Michelle goes back to the elevator then and King says he was just zoned out. Michelle doesn’t buy it, repeating that she heard the ding on the tape. It’s a good thing nothing aside from elevators make dinging noises, like the service bell on a checki-in desk, or she’d look really stupid. She says she thinks it was Joan and that King is covering for her. King says it wouldn’t matter and Michelle says it would, if it was an intentional distraction.
King doesn’t seem thrilled by the idea that the source of his boners might have been using him and goes to leave. That’s when Michelle gets the plot convenient phone call that informs her of Loretta’s death. King asks what happened and Michelle explains how she just talked to Loretta and that they found her dead. King says that they’re going to go and find out why she’s no longer among the living. Michelle tries to protest but King gets her past it by ordering her to come along.
In which Baldacci tries to convince us that his characters have personality. Michelle’s truck is messy, King notes all the wrappers that are scattered about and tells her to never invite him over to her place. How will these two ever resolve to have sex when they’re so incredibly mismatched? One of them’s neat, the other’s a slob. It’s like the Odd Couple but with sexual tension.
Michelle informs him of her preferred nickname, Mick, and King makes fun of it. She says the USSS is still a man’s world and clearly Michelle is out to change that. Instead of just going by her name and teaching the men they can respect her, regardless of her sex, she pretends she’s just one of the guys. Michelle then asks King what he expects to find and he says he doesn’t know but starts talking about the details Michelle worked out like how Bruno’s friend must have been killed.
Michelle is impressed that one of the other characters has figured out the plot like she has. She says she’s impressed and heard that King was the “real deal”. Kling explains that he spent years in investigations trying to get to Presidential detail, that every one wants until they get it. Michelle asks why that is and King says the hours suck. Or he gives a dull explanation about constantly shifting schedules and blah blah blah.
King says he was just getting out of Presidential guard duty when he was assigned to Clyde. King then mentions Joan’s offer and her working on finding Bruno. Michelle is shocked and says the FBI is working on it while King says they can hire any provate group they want. No one seems to notice that King was just put in charge of Clyde’s detail after coming off a stressful job watching the president. It’s almost like it was planned.
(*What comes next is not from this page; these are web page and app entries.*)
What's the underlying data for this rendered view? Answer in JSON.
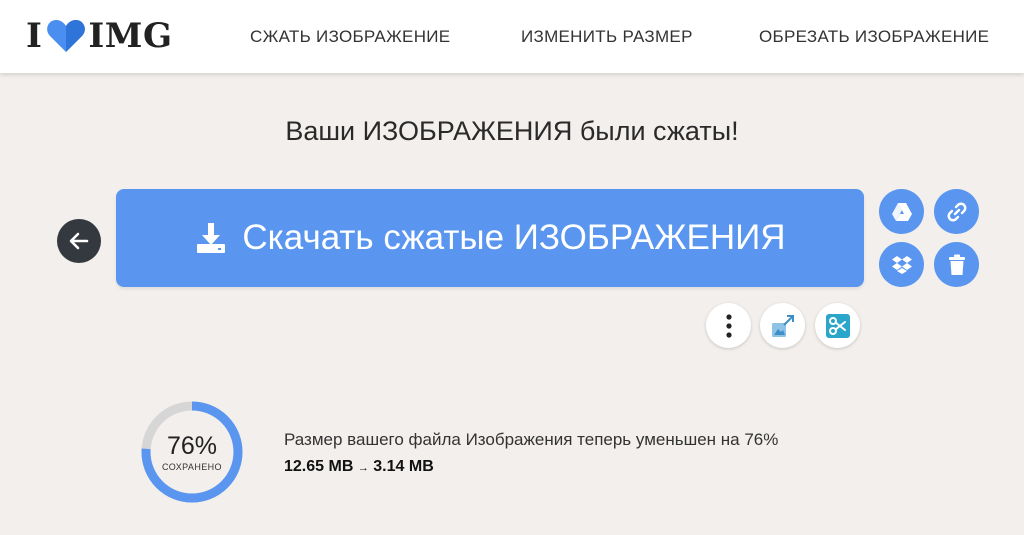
{
  "header": {
    "logo": {
      "left": "I",
      "right": "IMG"
    },
    "nav": [
      {
        "label": "СЖАТЬ ИЗОБРАЖЕНИЕ"
      },
      {
        "label": "ИЗМЕНИТЬ РАЗМЕР"
      },
      {
        "label": "ОБРЕЗАТЬ ИЗОБРАЖЕНИЕ"
      }
    ]
  },
  "main": {
    "title": "Ваши ИЗОБРАЖЕНИЯ были сжаты!",
    "download_label": "Скачать сжатые ИЗОБРАЖЕНИЯ",
    "back_icon": "arrow-left-icon",
    "side_actions": [
      {
        "icon": "google-drive-icon"
      },
      {
        "icon": "link-icon"
      },
      {
        "icon": "dropbox-icon"
      },
      {
        "icon": "trash-icon"
      }
    ],
    "tools": [
      {
        "icon": "more-vertical-icon"
      },
      {
        "icon": "resize-image-icon"
      },
      {
        "icon": "crop-image-icon"
      }
    ]
  },
  "result": {
    "percent_text": "76%",
    "percent_value": 76,
    "saved_label": "СОХРАНЕНО",
    "description": "Размер вашего файла Изображения теперь уменьшен на 76%",
    "before": "12.65 MB",
    "after": "3.14 MB",
    "arrow": "→"
  },
  "colors": {
    "background": "#f2efec",
    "accent": "#5a96ef",
    "dark_button": "#33393f",
    "ring_track": "#d6d6d6",
    "crop_icon": "#29a6c9"
  }
}
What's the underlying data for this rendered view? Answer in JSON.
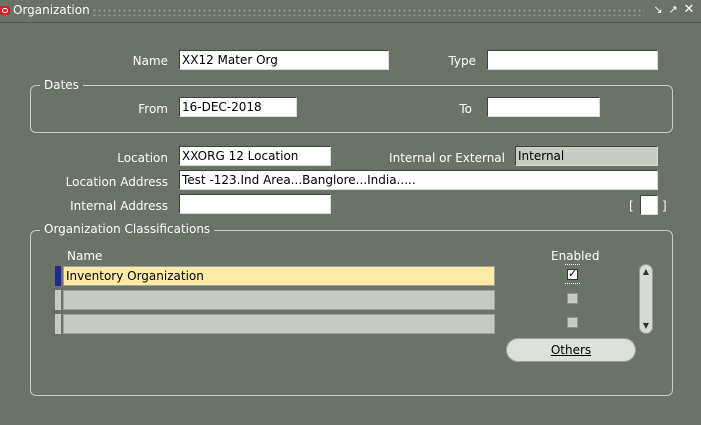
{
  "window": {
    "title": "Organization"
  },
  "form": {
    "name_label": "Name",
    "name_value": "XX12 Mater Org",
    "type_label": "Type",
    "type_value": "",
    "dates_legend": "Dates",
    "from_label": "From",
    "from_value": "16-DEC-2018",
    "to_label": "To",
    "to_value": "",
    "location_label": "Location",
    "location_value": "XXORG 12 Location",
    "int_ext_label": "Internal or External",
    "int_ext_value": "Internal",
    "location_address_label": "Location Address",
    "location_address_value": "Test -123.Ind Area...Banglore...India.....",
    "internal_address_label": "Internal Address",
    "internal_address_value": "",
    "bracket_left": "[",
    "bracket_right": "]"
  },
  "classifications": {
    "legend": "Organization Classifications",
    "name_header": "Name",
    "enabled_header": "Enabled",
    "rows": [
      {
        "name": "Inventory Organization",
        "enabled": true
      },
      {
        "name": "",
        "enabled": false
      },
      {
        "name": "",
        "enabled": false
      }
    ],
    "others_button": "Others"
  },
  "colors": {
    "background": "#6b7268",
    "current_row": "#fdeaa6",
    "readonly_field": "#c9cbc5"
  }
}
King says that’s how Joan explained it to him and that he’s not buying it and wants to know what she thinks. Michelle asks him why he’s asking her and King says she seems suspicious of Joan. Of course. She’s the only other named woman in the whole book and she’s not the shining beacon of justice and desire that turns King’s pants into a tent. Clearly she must be a villain who only uses her body as a weapon in futility against the impervious King.
Michelle says her first inclination is to not trust Joan because she’s evil and blonde, if I remember correctly. King says he agrees and asks what her second inclination is. Michelle says to get in on the investigation and feed her, Michelle, their information along the way. Then she warns him that, if he gets back together with Joan, she doesn’t want to know the details. King says not to worry, black widows eat their mates and he barely escaped last time.